Creator: Ernst and Molly Behrend
File Name: pb146f34i4.jpg
Location: MS-12 - Box 19 - Folder 9
Medium: B&W
New Call Number: 1928-0001-0270
Old Call Number: PB-146f34i4
Original Format: Print
Photo Collection: Sharlot M. Hall
Photo Date: 1933-34
Rights: Reproduction requires permission. Digital images property of SHM Library & Archives
Size: 4X6

Additional Info

Old Call Number PB-146f34i4
New Call Number 1928-0001-0270
Photo Collection Sharlot M. Hall
Location MS-12 - Box 19 - Folder 9
Creator Ernst and Molly Behrend
Distributor No
Photo Date 1933-34
Medium B&W
Original Format Print
Size 4X6
File Name pb146f34i4.jpg
Rights Reproduction requires permission. Digital images property of SHM Library & Archives
Staff Notes No
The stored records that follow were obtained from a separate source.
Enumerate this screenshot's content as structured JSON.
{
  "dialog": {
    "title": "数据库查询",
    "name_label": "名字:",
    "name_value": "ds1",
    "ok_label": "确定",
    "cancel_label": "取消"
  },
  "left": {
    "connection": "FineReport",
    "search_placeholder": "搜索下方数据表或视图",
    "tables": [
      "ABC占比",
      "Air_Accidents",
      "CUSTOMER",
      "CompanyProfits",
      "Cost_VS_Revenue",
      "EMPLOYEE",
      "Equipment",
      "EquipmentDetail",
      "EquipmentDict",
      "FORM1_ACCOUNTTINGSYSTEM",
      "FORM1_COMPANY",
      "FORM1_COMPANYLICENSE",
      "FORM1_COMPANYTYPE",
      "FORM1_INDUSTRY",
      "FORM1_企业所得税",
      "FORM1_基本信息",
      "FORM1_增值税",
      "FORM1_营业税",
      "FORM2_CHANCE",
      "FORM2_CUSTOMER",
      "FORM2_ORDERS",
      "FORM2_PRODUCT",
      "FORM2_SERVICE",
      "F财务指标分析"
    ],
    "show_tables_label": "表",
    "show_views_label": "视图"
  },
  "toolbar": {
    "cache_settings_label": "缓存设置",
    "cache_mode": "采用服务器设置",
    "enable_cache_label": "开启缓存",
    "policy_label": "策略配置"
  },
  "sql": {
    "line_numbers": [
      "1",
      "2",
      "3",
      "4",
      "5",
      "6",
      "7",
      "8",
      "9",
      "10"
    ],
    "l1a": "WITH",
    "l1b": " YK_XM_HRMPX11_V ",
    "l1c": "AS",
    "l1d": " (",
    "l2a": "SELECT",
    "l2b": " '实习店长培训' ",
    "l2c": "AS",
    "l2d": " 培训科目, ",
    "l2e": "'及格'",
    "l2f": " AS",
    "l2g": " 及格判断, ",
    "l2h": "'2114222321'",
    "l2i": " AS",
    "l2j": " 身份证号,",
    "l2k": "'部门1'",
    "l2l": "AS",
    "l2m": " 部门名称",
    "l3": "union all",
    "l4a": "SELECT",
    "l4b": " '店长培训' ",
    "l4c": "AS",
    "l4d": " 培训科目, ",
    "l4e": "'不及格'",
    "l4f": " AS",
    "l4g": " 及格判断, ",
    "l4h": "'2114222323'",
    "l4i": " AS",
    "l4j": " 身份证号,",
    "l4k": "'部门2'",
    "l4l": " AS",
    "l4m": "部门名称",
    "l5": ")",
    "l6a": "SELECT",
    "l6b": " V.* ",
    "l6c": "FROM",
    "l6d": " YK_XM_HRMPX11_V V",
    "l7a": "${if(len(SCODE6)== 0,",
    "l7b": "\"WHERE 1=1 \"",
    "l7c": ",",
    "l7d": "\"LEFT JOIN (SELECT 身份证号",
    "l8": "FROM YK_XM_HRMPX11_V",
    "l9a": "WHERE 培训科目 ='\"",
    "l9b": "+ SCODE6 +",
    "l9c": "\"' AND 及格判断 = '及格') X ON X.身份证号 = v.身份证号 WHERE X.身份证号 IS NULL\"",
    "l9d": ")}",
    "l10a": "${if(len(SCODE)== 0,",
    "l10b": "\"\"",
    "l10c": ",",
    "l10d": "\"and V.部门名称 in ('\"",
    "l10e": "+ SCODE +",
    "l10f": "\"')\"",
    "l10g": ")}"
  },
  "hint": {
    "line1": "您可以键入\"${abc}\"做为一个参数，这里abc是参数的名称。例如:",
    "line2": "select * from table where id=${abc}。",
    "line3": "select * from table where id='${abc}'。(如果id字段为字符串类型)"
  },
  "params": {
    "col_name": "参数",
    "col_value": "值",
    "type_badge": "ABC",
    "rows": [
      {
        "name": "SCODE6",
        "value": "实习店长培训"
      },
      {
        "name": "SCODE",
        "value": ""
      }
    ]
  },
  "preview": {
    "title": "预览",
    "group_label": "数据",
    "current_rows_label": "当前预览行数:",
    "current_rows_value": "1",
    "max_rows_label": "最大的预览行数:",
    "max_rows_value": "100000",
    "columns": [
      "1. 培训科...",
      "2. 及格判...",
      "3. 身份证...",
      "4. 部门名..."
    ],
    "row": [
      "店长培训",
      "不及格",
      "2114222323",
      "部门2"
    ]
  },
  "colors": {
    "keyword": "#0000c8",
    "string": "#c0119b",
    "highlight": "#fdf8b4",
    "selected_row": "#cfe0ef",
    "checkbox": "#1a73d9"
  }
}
Description Sharlot M. Hall and Ernest and Molly Behrend with Sharlot Hall Museum buildings in background.In 1882, Sharlot Mabridth Hall (b. October 27, 1870, d. April 9, 1943) moved from Lincoln County, Kansas to Lynx Creek, Arizona, 12 miles southeast of Prescott, with her father, James Knox Hall, her mother, Adeline Susannah Hall, and her brother, Edward V. Hall (Ted). She became a poet, penning a book of poetry, Cactus and Pine, and a journalist, also serving a stint as editor of Out West Magazine. In 1909, she became the first woman to hold public office in Arizona when she was appointed Territorial Historian. After leaving office in 1912, she cared for her aging parents at their farm, Orchard Ranch, until their deaths. She returned to public life in 1924 when she was selected as elector to carry Arizona's vote to Washington, D. C. In 1927, her long-time dream was realized when the original Territorial Governors Mansion in Prescott was leased to her for life, and she became the steward of the museum (1928) that now bears her name. During this period she also was a popular speaker before civic and professional groups throughout Arizona. She died on April 9, 1943, and her funeral was a large affair held at the museum, with the Governor giving the principal address. Ernst Richard Behrend (b. March 29,1869, d. September 22, 1940) was born in Germany and after receiving an engineering degree, he emigrated to the United States in 1896 and worked in the paper industry. After his father raised the investment capital to build a sulfite pulp and paper mill, he co-founded, with his father and brother, the Hammermill Paper Company in Erie, Pennsylvania. Mr. Behrend served as its president for its first 40 years, and by the late 1920’s, the company had about 80% of the paper market. He was a prominent civic leader in Erie, serving on a number of boards until his death in 1940. He was inducted into the Paper Industry International Hall of Fame in 2012. Mary Brownell Behrend (b.December 26,1879, d. July 5, 1976), nicknamed Molly, was a Newport, Rhode Island debutante before marrying Ernst Behrend in 1907. The couple had two children. Their only son died in a traffic accident in 1929, and after her husband’s death in 1940, she donated the family’s country estate, the Glenhill farmhouse and the 400 acres surrounding it, to Penn State University. The Behrend Center was dedicated in 1940 as a memorial to Ernst and it later became Penn State Erie, The Behrend College. Mrs. Behrend became known as the “mother” of Penn State Behrend.